Two First-in-Class Drugs for Reducing Low-Density Lipoprotein Cholesterol in Patients With Homozygous Familial Hypercholesterolemia
Low-density lipoproteins (LDLs) are a proven causal risk factor for the development of atherosclerotic cardiovascular disease. Plasma levels of LDL cholesterol (LDL-C) and its major protein, apolipoprotein B (apoB), are positively associated with incident cardiovascular events.1 Individuals with genetic conditions of extremely high LDL-C develop premature cardiovascular disease; conversely, those with genetically low LDL-C are protected from cardiovascular disease. Interventions that reduce LDL-C, including statins and bile acid sequestrants, are proven to reduce cardiovascular risk.2 Indeed, therapy to reduce LDL-C is a cornerstone of the treatment and primary prevention of atherosclerotic cardiovascular disease.
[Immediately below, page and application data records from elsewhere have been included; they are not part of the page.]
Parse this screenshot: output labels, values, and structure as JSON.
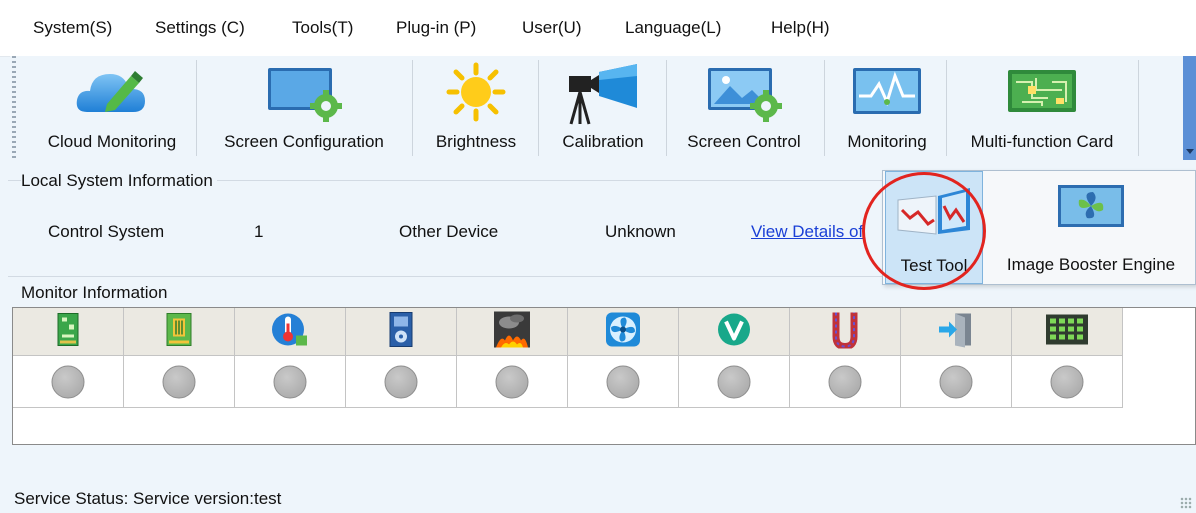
{
  "menu": {
    "items": [
      "System(S)",
      "Settings (C)",
      "Tools(T)",
      "Plug-in (P)",
      "User(U)",
      "Language(L)",
      "Help(H)"
    ]
  },
  "toolbar": {
    "buttons": [
      {
        "label": "Cloud Monitoring",
        "icon": "cloud-pencil-icon"
      },
      {
        "label": "Screen Configuration",
        "icon": "screen-gear-icon"
      },
      {
        "label": "Brightness",
        "icon": "sun-icon"
      },
      {
        "label": "Calibration",
        "icon": "camera-tripod-icon"
      },
      {
        "label": "Screen Control",
        "icon": "screen-picture-gear-icon"
      },
      {
        "label": "Monitoring",
        "icon": "monitor-wave-icon"
      },
      {
        "label": "Multi-function Card",
        "icon": "circuit-board-icon"
      }
    ]
  },
  "local_system": {
    "title": "Local System Information",
    "control_system_label": "Control System",
    "control_system_value": "1",
    "other_device_label": "Other Device",
    "other_device_value": "Unknown",
    "view_details_link": "View Details of"
  },
  "plugin_popup": {
    "items": [
      {
        "label": "Test Tool",
        "icon": "test-chart-icon",
        "selected": true
      },
      {
        "label": "Image Booster Engine",
        "icon": "image-booster-icon",
        "selected": false
      }
    ]
  },
  "monitor": {
    "title": "Monitor Information",
    "columns": [
      {
        "icon": "green-board-icon",
        "status": "gray"
      },
      {
        "icon": "receiving-card-icon",
        "status": "gray"
      },
      {
        "icon": "thermometer-icon",
        "status": "gray"
      },
      {
        "icon": "fan-board-icon",
        "status": "gray"
      },
      {
        "icon": "smoke-fire-icon",
        "status": "gray"
      },
      {
        "icon": "fan-icon",
        "status": "gray"
      },
      {
        "icon": "voltage-icon",
        "status": "gray"
      },
      {
        "icon": "cable-icon",
        "status": "gray"
      },
      {
        "icon": "door-icon",
        "status": "gray"
      },
      {
        "icon": "module-grid-icon",
        "status": "gray"
      }
    ]
  },
  "status_bar": {
    "text": "Service Status:  Service version:test"
  },
  "colors": {
    "link": "#1a3fd6",
    "annotation_ring": "#e2241f",
    "popup_selected_bg": "#cce4f7",
    "window_bg": "#eef5fb"
  }
}
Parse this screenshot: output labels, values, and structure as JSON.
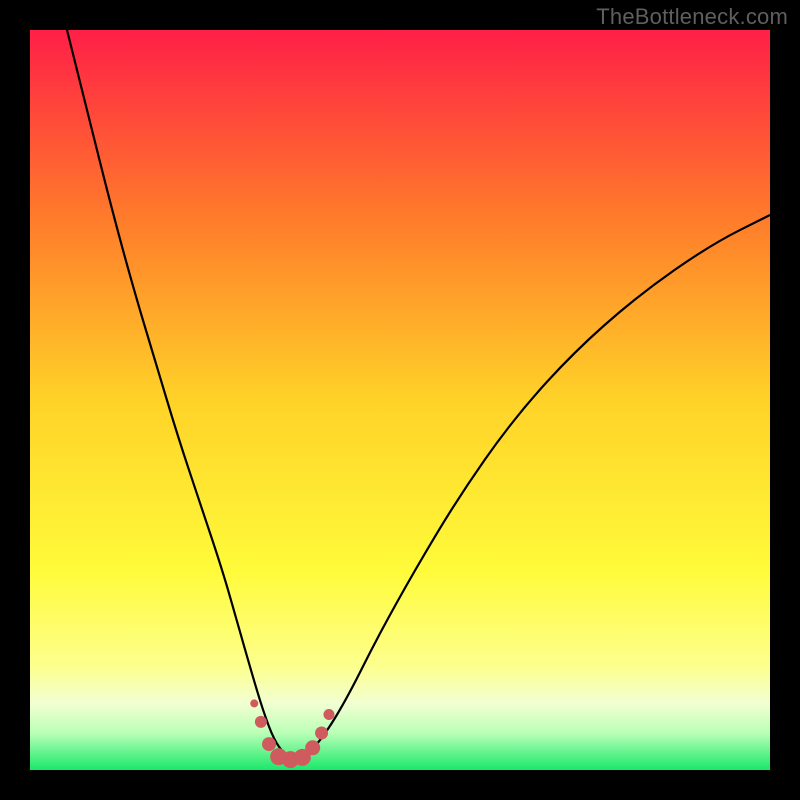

Despite the commercial availability of 3 major classes of LDL-lowering drugs (statins, bile acid sequestrants, and a cholesterol absorption inhibitor), a substantial unmet need has remained with regard to LDL-lowering treatment. Some patients are intolerant of statins because of myalgias. Others have genetic conditions that substantially elevate their LDL-C and make it challenging to achieve desirable LDL-C levels even with combination therapy. Perhaps the single best example of a genetic condition in which patients frequently fail to achieve acceptable LDL-C levels despite aggressive therapy is familial hypercholesterolemia (FH).3,4 This condition, classically caused by loss-of-function mutations in the LDL receptor,5 is associated with substantially elevated LDL-C and premature atherosclerotic cardiovascular disease. Patients with heterozygous FH typically have untreated LDL-C levels in the range of 200 to 400 mg/dL, and many cannot achieve desirable LDL-C levels on available combination therapy. Patients with 2 mutant LDL receptor alleles have homozygous FH (hoFH) with LDL-C levels usually >400 mg/dL and cannot achieve desirable LDL-C levels on available therapy. There are other causes of autosomal-dominant hypercholesterolemia4 resulting from mutations in the receptor-binding region of apoB (the ligand for the LDL receptor) and gain-of-function mutations in PCSK9 (a protein that targets the LDL receptor for degradation), …